Over the weekend, I was watching a movie in which one of the lead characters claimed to have diabetes. As soon as he threw his syringes on the table and said that after eating all those lollies and junk food and being obese as a child, this has led him to develop diabetes, I put my face in my hands and cringed… Throughout the movie, he mentions he can’t have any fatty foods but then proceeds to have a massive alcoholic binge later on – evidently without any diabetes-related consequences.
Things like these that pop up in the media are increasingly frustrating for me and, no doubt, my fellow diabetes buddies. After a huge whinge about it with a close friend and fellow d-buddy of mine, she suggested we write to the production company of the movie to properly educate them on diabetes. Firstly, my respect for her went up (not that it was low before) because even though we whinged about it, she was set to do something about it.
A lack of education about diabetes per se generates the discriminatory stigmatisation of diabetes that we see today. And this, in turn, is unfair to people like me who don’t fit the stereotypes and really all people living with diabetes. People need to understand that diabetes is associated to a variety of things and is not always due to modifiable lifestyle choices. Diabetes may be due to an autoimmune condition and genetic predispositions may play a major role in the development of diabetes. Yet when the word ‘diabetes’ surfaces in everyday conversation, it’s automatically linked to obesity and poor lifestyle choices. The stigma then rises because if it’s a preventable disease, it must be your fault that you have diabetes. And having been on the receiving end of that accusation, I can tell you it hurts!

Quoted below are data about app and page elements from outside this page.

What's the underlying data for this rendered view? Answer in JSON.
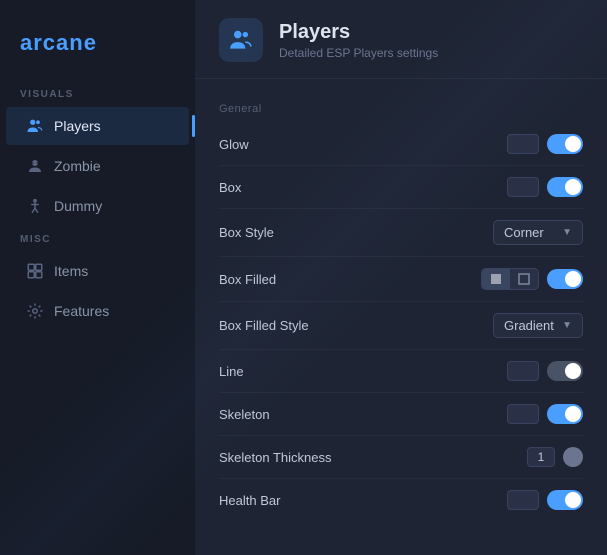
{
  "sidebar": {
    "logo": "arcane",
    "sections": [
      {
        "label": "VISUALS",
        "items": [
          {
            "id": "players",
            "label": "Players",
            "icon": "👥",
            "active": true
          },
          {
            "id": "zombie",
            "label": "Zombie",
            "icon": "💀",
            "active": false
          },
          {
            "id": "dummy",
            "label": "Dummy",
            "icon": "🧍",
            "active": false
          }
        ]
      },
      {
        "label": "MISC",
        "items": [
          {
            "id": "items",
            "label": "Items",
            "icon": "🧰",
            "active": false
          },
          {
            "id": "features",
            "label": "Features",
            "icon": "⚙️",
            "active": false
          }
        ]
      }
    ]
  },
  "header": {
    "icon": "👥",
    "title": "Players",
    "subtitle": "Detailed ESP Players settings"
  },
  "content": {
    "section_general": "General",
    "settings": [
      {
        "id": "glow",
        "label": "Glow",
        "type": "toggle_btn",
        "btn": true,
        "toggle": "on"
      },
      {
        "id": "box",
        "label": "Box",
        "type": "toggle_btn",
        "btn": true,
        "toggle": "on"
      },
      {
        "id": "box_style",
        "label": "Box Style",
        "type": "dropdown",
        "value": "Corner"
      },
      {
        "id": "box_filled",
        "label": "Box Filled",
        "type": "toggle_group_toggle",
        "toggle": "on"
      },
      {
        "id": "box_filled_style",
        "label": "Box Filled Style",
        "type": "dropdown",
        "value": "Gradient"
      },
      {
        "id": "line",
        "label": "Line",
        "type": "toggle_btn",
        "btn": true,
        "toggle": "gray"
      },
      {
        "id": "skeleton",
        "label": "Skeleton",
        "type": "toggle_btn",
        "btn": true,
        "toggle": "on"
      },
      {
        "id": "skeleton_thickness",
        "label": "Skeleton Thickness",
        "type": "num_toggle",
        "num": "1",
        "toggle": "dot"
      },
      {
        "id": "health_bar",
        "label": "Health Bar",
        "type": "toggle_btn",
        "btn": true,
        "toggle": "on"
      }
    ]
  }
}
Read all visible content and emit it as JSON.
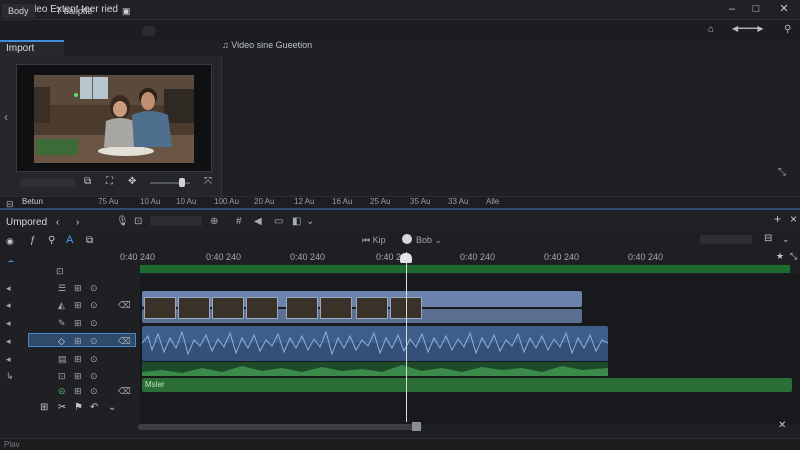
{
  "window": {
    "title": "Video Extent teer ried",
    "btn_min": "–",
    "btn_max": "□",
    "btn_close": "✕"
  },
  "menu": {
    "items": [
      "Body",
      "T baliptie",
      "▣"
    ],
    "right_icons": [
      "◀━━━━▶",
      "⤓"
    ]
  },
  "import_panel": {
    "tab_label": "Import",
    "chev": "‹"
  },
  "source_panel": {
    "tab_label": "♫ Video sine Gueetion"
  },
  "preview_controls": {
    "icons": [
      "⧉",
      "⛶",
      "✥",
      "⤧"
    ]
  },
  "ruler_strip": {
    "labels": [
      "Betun",
      "75 Au",
      "10 Au",
      "10 Au",
      "100 Au",
      "20 Au",
      "12 Au",
      "16 Au",
      "25 Au",
      "35 Au",
      "33 Au",
      "Alle"
    ]
  },
  "timeline_toolbar": {
    "title": "Umpored",
    "chev_left": "‹",
    "icons": [
      "🎙",
      "⊡",
      "⊕",
      "#",
      "◀",
      "▭",
      "◧",
      "⌄"
    ]
  },
  "transport": {
    "prev_label": "Kip",
    "next_label": "Bob"
  },
  "time_ruler": {
    "labels": [
      "0:40 240",
      "0:40 240",
      "0:40 240",
      "0:40 240",
      "0:40 240",
      "0:40 240",
      "0:40 240"
    ]
  },
  "tracks": {
    "audio_label": "Msler",
    "headers": [
      {
        "icons": [
          "◂",
          "⊡"
        ]
      },
      {
        "icons": [
          "◂",
          "☰",
          "⊞",
          "⊙"
        ]
      },
      {
        "icons": [
          "◂",
          "◭",
          "⊞",
          "⊙"
        ]
      },
      {
        "icons": [
          "◂",
          "✎",
          "⊞",
          "⊙"
        ]
      },
      {
        "icons": [
          "◂",
          "◇",
          "⊞",
          "⊙"
        ]
      },
      {
        "icons": [
          "◂",
          "▤",
          "⊞",
          "⊙"
        ]
      },
      {
        "icons": [
          "↳",
          "⊡",
          "⊞",
          "⊙"
        ]
      },
      {
        "icons": [
          "",
          "⊝",
          "⊞",
          "⊙"
        ]
      }
    ]
  },
  "status_bar": {
    "text": "Plav"
  }
}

When I was diagnosed and told my then-manager, he asked if it was the ‘good kind’ or the ‘bad kind’. I stared at him dumbfounded wondering which form diabetes could possibly be the ‘good kind’?! I’ve had people trying to comfort me by saying, ‘Well all you have to do is watch what you eat then it’ll be fine’, simply because they know someone who controls their diabetes through lifestyle changes. Although, I don’t know if I prefer that over ’Does that mean you can’t eat a lot of foods?’ Diabetes management can come in many forms ranging from making appropriate lifestyle changes, to oral medications to insulin administering or a combination of all of the above.
Diabetes is a huge area of focus at the moment due to the rising obesity rates worldwide. I think it is also important to educate the public a bit more on diabetes in general. Things such as the differences between type 1 and type 2 as well as the management strategies of diabetes and particularly the dietary component of diabetes are all important basic educational steps to reduce the stigmatisation associated with diabetes.
Ashley Ng, of Caufield, is 22 years young and was diagnosed with type 2 diabetes (MODY) in 2009. She is currently halfway through her honours year at Deakin University looking at the effects of nutritional supplementation in the healing of diabetic foot ulcers. Ashley also works at the university as an academic support worker and student ambassador on the side. In her spare time (of which she has little) she enjoys driving out to national parks for walks and taking part in a variety of sports. She also plays clarinet in the Western Region Concert Band.
Oh, and did we mention her rocking blog?
The thoughts and opinions expressed in this blog are Ashley’s own.